Consecrated in 1096, this is the largest and finest Romanesque church in Europe. One of its most outstanding features is the Porte Miègeville, opening onto the south aisle and decorated with 12th-century sculptures. The door into the south transept is the Porte des Comtes; its capitals depict the story of Lazarus. Nearby are the tombs of the comtes de Toulouse. Entering by the main west door, you can see the double side aisles that give the church five naves, an unusual feature in Romanesque architecture. An upper cloister forms a passageway around the interior. Look for the Romanesque capitals surmounting the columns.
In the axis of the basilica, in the ambulatory, 11th-century bas-reliefs depict Christ in His Majesty. The ambulatory leads to the crypt (ask the custodian for permission to enter), which contains the relics of 128 saints, plus a thorn said to be from the Crown of Thorns.
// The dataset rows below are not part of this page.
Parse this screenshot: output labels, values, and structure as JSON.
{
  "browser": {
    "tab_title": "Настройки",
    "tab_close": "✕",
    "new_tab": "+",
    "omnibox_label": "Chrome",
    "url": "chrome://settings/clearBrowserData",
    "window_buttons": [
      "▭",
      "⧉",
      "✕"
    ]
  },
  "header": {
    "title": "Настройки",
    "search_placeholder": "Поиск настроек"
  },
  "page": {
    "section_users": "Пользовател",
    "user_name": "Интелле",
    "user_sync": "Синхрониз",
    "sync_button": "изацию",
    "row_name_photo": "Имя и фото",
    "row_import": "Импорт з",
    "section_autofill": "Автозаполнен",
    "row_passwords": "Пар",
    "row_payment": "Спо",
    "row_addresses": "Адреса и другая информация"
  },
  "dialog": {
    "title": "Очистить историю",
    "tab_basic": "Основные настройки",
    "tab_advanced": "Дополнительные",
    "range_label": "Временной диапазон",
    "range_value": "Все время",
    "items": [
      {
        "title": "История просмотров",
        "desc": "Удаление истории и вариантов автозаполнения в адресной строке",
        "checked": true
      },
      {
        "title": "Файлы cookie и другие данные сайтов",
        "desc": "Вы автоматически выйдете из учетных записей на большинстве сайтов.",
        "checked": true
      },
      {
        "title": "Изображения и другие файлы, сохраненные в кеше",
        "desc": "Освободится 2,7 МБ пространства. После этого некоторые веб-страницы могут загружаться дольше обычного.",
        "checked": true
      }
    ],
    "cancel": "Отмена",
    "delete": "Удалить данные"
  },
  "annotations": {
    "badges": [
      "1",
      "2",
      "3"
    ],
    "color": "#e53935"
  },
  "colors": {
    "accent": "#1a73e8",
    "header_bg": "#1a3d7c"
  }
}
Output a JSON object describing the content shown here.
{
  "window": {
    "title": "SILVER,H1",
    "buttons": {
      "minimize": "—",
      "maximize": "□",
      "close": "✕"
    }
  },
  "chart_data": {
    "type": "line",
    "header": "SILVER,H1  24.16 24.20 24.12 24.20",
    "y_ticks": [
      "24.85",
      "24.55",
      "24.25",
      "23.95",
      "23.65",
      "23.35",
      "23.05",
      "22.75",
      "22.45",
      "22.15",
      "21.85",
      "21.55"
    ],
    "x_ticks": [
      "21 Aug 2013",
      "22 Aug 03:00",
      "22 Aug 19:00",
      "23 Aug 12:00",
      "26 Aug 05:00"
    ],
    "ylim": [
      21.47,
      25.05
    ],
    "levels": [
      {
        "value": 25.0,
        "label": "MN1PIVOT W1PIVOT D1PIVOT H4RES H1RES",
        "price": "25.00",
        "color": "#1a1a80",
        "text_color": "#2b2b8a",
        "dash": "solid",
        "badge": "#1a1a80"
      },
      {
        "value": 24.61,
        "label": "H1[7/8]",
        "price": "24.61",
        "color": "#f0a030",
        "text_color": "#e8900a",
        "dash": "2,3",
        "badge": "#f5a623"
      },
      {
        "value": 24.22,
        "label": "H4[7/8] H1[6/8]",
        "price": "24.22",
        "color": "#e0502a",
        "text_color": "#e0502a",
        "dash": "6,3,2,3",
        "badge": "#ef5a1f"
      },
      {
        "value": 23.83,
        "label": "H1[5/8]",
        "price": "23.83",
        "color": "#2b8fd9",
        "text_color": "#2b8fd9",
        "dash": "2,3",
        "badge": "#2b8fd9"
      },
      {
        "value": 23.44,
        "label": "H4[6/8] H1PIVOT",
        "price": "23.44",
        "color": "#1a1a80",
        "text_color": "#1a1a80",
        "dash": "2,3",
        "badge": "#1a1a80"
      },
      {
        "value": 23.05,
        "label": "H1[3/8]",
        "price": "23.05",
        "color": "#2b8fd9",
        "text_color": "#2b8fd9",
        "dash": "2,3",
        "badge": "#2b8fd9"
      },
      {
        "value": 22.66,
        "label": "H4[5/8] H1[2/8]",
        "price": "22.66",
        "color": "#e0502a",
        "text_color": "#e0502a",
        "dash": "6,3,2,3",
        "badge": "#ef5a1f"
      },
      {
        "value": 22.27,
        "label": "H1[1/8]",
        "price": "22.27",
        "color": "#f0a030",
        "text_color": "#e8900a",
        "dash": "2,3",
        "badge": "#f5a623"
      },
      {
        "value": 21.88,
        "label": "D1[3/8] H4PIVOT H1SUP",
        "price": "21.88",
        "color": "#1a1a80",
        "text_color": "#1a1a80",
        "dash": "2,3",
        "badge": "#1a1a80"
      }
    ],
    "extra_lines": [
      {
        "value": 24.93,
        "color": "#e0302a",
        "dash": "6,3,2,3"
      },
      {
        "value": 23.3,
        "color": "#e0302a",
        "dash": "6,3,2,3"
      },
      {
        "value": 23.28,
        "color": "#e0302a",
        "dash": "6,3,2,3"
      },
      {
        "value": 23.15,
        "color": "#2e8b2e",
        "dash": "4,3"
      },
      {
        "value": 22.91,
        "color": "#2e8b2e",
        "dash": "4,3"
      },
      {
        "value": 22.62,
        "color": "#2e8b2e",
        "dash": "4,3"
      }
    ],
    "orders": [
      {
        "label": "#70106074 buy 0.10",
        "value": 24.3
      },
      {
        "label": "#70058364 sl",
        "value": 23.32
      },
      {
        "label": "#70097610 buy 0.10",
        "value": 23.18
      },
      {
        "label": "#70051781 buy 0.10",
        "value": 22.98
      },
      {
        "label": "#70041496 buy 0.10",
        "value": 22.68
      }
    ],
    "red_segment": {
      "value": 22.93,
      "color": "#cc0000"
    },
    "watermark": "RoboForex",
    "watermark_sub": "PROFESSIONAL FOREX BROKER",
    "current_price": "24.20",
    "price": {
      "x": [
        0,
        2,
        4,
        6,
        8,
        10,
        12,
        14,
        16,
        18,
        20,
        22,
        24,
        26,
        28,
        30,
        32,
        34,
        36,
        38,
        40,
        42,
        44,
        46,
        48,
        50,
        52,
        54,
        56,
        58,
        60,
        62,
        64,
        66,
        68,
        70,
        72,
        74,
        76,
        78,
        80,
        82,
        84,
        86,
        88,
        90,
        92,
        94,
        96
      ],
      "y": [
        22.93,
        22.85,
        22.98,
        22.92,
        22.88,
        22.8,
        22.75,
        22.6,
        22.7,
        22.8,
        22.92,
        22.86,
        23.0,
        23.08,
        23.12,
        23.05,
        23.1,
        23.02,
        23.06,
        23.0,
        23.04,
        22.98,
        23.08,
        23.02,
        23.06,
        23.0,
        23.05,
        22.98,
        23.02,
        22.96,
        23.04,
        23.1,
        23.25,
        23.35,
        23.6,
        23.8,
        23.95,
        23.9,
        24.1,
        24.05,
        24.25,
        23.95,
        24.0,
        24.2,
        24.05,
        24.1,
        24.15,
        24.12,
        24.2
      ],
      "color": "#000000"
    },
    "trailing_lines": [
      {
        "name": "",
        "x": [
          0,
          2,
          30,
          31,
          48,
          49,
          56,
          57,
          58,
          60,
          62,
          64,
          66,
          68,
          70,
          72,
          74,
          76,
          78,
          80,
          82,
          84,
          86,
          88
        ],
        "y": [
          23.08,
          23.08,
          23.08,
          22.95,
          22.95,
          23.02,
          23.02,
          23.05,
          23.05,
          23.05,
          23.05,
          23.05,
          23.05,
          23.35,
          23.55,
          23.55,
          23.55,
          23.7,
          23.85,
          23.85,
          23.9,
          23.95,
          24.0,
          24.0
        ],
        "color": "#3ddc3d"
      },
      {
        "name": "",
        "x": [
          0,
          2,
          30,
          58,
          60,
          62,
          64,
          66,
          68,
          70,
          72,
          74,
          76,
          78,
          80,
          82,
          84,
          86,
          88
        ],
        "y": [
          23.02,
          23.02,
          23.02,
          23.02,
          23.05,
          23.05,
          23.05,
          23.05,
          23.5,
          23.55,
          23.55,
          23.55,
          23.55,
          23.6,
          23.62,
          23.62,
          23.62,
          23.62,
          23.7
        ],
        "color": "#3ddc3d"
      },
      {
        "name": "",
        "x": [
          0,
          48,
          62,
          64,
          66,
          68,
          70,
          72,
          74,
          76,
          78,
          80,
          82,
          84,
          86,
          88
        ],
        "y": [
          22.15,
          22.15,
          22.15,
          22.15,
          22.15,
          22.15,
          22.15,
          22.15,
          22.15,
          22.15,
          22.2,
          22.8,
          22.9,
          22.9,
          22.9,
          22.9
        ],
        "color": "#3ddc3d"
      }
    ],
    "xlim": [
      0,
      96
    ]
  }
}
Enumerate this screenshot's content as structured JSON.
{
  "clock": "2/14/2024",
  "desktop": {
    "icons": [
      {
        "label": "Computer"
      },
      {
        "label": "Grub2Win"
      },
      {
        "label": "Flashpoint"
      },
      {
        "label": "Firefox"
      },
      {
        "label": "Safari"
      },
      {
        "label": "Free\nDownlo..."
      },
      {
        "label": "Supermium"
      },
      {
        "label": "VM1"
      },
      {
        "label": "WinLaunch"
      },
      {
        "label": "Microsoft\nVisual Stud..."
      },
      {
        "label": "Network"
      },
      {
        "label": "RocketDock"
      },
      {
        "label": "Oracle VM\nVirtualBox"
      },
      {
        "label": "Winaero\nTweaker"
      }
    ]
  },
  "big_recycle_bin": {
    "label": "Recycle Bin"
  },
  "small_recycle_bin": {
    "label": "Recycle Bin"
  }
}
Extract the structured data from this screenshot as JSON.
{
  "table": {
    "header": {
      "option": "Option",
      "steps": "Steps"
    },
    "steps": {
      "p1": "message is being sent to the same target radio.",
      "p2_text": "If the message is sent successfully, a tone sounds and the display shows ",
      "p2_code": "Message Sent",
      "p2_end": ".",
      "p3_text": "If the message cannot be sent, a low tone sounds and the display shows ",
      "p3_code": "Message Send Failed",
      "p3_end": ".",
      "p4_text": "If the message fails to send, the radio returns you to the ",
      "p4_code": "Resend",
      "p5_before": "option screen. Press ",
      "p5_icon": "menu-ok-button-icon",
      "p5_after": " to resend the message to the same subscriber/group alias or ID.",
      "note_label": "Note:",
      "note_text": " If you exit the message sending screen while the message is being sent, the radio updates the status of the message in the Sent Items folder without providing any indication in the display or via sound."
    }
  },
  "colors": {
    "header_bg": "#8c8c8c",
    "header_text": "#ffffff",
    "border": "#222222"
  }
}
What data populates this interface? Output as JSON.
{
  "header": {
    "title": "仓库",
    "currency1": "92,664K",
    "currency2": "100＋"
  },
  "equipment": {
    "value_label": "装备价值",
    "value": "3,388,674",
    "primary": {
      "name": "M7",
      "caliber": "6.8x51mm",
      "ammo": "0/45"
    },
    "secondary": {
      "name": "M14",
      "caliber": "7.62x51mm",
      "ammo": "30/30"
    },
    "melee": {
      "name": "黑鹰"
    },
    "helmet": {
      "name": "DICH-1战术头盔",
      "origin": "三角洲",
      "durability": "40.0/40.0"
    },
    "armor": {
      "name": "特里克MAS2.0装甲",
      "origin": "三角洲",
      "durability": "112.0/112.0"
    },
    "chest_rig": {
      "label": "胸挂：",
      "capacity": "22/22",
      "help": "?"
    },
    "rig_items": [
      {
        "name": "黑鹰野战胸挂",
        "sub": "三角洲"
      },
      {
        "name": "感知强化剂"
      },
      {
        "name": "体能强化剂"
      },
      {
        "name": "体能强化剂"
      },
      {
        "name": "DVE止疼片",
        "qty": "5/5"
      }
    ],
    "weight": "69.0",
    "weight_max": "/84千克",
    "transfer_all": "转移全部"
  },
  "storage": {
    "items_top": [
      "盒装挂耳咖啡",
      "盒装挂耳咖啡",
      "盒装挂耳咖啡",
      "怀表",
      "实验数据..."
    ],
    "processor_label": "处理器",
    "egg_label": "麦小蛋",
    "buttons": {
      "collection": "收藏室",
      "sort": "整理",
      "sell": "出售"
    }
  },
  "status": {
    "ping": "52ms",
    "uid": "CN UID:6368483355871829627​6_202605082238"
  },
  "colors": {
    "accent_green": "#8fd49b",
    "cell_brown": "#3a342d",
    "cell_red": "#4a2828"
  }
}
The old baroque retables (altarpieces) and shrine in the ambulatory have been reset; the relics here are those of the apostles and the first bishops of Toulouse.